A few of the most lastingly delightful children’s books in English are “Alice’s Adventures in Wonderland” and “Through the Looking-Glass”. Listed below are what Albert Baugh come up with them in “A Literary reputation for England”:
“Written by an eccentric Oxford don to amuse his little girlfriends, these two world-famous books will be the on top of that memorials associated with the Victorian love of nonsense. Inside them are aspects of satire and parody which connect them with a long tradition, nevertheless they shot through with a quality distorted logic (with regards to their author was a professional mathematician and logician) which can be inimitable and unique.”
An account may be told either by one of the characters, or by an narrator that is external. To define by whom the narration is created is to define the point of view that the writer has chosen for his story.
In “Alice’s Adventures in Wonderland” the narrator will not introduce himself as a character.
Lewis Carroll uses 3rd person narrative. Yet, everything into the story is observed, heard or thought happens which she cannot sense, or perhaps in places where she actually is not present. This type of point of view is named omniscience that is selective that is the author knows everything, but only through one character’s consciousness. Other books in which author uses exactly the same point of view are along with other novels compiled by the romanian writer Ion .

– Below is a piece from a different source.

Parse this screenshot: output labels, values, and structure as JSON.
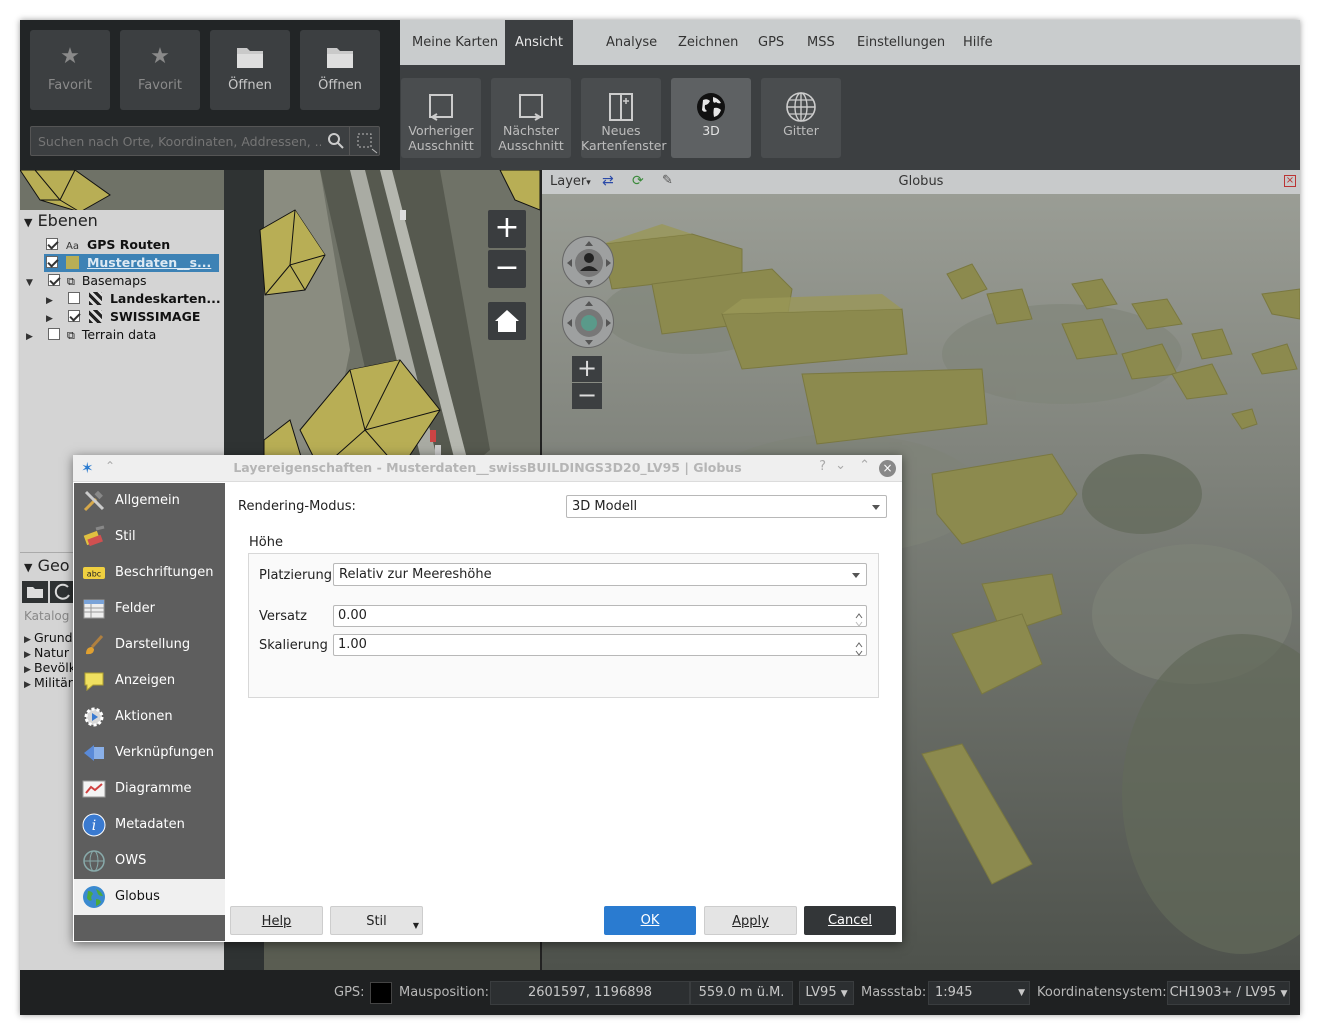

When you look at the end reader is told that everything happens to be a dream.Details